◆ **WHAT IS BEING ASKED**
Show every line of the data that includes the word "condition".

Records drawn from a dataset
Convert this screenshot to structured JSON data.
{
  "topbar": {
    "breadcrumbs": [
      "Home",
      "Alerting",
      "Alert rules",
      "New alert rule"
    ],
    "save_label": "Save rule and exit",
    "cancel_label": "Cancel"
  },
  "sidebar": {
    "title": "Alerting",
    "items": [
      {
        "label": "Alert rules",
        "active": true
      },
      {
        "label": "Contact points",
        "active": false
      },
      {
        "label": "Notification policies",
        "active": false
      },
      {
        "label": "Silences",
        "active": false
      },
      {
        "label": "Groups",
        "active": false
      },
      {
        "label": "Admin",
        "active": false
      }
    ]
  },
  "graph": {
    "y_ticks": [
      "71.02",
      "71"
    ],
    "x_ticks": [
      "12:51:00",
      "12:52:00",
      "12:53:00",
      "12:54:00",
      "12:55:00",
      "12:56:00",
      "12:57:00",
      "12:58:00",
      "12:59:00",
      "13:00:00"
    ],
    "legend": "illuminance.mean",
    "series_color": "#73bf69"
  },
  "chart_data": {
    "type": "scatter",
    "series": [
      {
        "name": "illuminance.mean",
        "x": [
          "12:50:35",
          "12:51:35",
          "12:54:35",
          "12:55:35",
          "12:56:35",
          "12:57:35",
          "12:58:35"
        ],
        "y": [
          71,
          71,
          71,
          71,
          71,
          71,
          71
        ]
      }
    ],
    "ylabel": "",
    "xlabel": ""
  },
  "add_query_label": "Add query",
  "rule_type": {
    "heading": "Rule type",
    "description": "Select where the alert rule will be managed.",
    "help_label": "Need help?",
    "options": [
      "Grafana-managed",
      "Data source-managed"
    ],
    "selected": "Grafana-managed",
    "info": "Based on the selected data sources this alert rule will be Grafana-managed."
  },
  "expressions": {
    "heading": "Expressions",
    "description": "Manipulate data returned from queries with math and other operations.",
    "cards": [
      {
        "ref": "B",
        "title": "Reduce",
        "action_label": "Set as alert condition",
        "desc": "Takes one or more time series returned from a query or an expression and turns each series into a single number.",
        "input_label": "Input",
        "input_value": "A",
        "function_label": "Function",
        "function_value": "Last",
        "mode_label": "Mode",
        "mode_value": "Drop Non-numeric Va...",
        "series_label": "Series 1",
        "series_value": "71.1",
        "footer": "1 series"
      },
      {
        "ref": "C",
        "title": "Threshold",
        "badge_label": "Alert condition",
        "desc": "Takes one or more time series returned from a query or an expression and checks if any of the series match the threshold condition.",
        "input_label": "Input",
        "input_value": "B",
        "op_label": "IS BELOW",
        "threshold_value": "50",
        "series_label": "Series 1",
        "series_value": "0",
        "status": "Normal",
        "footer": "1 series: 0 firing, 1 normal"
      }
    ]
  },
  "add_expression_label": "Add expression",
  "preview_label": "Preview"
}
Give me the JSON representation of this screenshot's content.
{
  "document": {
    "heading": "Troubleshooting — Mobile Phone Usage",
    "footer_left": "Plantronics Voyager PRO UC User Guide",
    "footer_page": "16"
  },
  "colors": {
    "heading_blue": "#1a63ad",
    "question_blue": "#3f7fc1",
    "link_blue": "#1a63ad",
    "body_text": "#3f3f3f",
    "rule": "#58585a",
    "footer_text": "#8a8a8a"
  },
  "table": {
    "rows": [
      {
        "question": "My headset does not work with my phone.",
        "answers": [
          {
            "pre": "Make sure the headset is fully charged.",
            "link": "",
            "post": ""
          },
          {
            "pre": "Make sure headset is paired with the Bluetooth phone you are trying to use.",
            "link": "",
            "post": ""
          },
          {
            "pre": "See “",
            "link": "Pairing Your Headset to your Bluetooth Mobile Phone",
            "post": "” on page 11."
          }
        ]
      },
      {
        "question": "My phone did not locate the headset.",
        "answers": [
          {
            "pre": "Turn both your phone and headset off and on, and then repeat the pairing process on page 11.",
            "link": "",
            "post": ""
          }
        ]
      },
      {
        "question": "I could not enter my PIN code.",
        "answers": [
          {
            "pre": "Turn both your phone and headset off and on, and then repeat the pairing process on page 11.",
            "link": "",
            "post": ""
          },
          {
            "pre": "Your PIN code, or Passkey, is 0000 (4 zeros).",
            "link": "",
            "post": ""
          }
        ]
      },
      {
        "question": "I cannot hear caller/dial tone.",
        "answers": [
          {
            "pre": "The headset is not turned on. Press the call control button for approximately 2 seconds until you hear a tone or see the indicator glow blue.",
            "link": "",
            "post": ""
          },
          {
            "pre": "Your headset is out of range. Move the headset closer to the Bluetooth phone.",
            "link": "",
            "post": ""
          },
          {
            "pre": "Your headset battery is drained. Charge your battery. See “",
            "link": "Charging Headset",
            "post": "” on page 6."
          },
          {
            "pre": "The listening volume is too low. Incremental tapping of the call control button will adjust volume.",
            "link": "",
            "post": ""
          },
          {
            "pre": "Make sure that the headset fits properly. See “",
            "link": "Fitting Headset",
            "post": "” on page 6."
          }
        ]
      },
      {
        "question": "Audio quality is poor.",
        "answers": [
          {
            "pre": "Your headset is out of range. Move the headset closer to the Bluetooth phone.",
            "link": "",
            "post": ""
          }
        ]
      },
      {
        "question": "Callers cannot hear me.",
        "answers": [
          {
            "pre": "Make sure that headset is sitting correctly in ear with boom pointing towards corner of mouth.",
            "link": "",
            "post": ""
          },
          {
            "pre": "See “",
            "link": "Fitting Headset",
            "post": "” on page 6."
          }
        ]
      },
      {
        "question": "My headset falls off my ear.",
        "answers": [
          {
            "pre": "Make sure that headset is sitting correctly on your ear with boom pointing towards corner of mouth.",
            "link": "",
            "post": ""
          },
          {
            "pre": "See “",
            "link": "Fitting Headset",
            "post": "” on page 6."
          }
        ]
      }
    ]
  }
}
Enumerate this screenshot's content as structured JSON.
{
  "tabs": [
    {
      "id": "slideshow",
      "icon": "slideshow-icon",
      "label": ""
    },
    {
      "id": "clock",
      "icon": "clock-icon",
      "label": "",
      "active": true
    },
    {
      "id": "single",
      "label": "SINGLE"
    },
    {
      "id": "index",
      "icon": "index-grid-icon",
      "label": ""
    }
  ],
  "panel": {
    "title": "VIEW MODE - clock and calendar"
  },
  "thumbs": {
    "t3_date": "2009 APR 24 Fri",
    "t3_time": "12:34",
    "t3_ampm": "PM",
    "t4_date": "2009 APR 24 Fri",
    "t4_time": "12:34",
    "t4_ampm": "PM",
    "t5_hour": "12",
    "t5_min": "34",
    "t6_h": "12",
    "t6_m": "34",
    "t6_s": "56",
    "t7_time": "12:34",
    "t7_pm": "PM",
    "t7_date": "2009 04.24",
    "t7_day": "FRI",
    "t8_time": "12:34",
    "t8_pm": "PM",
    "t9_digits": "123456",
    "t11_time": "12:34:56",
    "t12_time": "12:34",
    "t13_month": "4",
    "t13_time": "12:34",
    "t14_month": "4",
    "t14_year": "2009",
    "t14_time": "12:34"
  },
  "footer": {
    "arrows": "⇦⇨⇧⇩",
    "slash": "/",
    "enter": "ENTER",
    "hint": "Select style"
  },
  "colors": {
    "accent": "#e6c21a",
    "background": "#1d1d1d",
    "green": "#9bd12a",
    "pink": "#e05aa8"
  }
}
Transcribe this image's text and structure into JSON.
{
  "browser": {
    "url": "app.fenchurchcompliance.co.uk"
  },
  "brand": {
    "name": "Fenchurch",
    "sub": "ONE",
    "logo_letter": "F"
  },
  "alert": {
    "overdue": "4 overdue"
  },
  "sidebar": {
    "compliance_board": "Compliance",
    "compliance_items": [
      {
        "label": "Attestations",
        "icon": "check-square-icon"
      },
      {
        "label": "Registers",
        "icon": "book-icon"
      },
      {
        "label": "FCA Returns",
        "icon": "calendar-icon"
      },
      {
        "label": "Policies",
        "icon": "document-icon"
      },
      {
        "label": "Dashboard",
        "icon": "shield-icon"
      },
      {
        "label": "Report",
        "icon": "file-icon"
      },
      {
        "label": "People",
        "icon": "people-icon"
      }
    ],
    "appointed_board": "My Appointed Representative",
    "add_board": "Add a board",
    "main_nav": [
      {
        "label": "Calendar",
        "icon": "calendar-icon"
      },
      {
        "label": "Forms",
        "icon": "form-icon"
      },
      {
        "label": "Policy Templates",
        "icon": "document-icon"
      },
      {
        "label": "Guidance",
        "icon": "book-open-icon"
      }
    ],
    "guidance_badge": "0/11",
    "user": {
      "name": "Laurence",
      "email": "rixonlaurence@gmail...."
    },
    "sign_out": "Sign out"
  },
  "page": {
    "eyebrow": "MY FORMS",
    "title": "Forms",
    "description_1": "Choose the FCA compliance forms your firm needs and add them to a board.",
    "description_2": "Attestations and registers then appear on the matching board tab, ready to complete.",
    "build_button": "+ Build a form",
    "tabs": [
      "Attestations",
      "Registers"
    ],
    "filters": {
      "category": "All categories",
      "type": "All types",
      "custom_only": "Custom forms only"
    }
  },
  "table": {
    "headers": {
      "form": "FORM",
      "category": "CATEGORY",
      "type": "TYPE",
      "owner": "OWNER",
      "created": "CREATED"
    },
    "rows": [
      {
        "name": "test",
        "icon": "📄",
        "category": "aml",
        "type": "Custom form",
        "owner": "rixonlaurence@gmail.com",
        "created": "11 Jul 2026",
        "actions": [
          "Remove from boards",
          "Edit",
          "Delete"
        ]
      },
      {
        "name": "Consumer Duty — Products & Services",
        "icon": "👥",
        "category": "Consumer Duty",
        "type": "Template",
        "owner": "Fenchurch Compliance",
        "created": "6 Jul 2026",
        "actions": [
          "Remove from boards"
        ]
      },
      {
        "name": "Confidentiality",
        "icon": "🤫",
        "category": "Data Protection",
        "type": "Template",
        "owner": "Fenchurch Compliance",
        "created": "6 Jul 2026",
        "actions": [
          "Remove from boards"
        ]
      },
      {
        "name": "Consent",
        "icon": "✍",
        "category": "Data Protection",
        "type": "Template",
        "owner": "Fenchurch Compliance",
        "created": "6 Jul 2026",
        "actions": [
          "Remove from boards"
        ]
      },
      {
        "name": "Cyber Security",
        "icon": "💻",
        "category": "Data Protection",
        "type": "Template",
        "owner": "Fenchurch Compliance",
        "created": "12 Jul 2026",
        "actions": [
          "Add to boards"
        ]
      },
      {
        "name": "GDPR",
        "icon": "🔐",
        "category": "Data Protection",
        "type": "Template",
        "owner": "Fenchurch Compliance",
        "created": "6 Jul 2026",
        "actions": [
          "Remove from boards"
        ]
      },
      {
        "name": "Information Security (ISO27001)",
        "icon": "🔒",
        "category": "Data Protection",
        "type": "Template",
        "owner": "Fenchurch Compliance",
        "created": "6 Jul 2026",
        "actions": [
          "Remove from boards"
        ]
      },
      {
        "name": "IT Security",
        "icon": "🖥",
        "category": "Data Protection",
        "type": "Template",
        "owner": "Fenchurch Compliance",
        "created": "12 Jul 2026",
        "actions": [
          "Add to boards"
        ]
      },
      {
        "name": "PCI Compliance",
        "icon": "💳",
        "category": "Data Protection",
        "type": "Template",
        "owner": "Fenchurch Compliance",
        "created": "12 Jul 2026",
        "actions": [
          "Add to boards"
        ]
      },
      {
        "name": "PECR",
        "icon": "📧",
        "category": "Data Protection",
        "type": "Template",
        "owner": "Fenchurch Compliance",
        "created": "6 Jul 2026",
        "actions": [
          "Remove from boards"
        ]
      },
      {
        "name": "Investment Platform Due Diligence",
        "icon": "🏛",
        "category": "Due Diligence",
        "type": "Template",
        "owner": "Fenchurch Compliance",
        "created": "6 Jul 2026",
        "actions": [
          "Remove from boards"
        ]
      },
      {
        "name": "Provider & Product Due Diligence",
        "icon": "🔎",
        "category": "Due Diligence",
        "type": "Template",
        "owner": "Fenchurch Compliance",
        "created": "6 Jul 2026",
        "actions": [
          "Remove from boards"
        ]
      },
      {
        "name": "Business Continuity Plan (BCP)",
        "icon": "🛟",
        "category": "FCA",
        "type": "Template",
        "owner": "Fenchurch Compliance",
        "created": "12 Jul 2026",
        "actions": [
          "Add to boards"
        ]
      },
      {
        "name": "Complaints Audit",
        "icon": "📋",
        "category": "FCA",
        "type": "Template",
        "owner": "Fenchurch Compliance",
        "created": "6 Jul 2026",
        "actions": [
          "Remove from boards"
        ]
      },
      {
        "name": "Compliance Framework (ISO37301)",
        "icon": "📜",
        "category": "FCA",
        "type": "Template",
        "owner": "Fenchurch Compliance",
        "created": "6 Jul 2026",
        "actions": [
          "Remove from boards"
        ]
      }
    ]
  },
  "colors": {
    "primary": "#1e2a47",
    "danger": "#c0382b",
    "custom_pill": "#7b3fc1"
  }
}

◆ **ANSWER SECTION**
        "action_label": "Set as alert condition",
        "badge_label": "Alert condition",
        "desc": "Takes one or more time series returned from a query or an expression and checks if any of the series match the threshold condition.",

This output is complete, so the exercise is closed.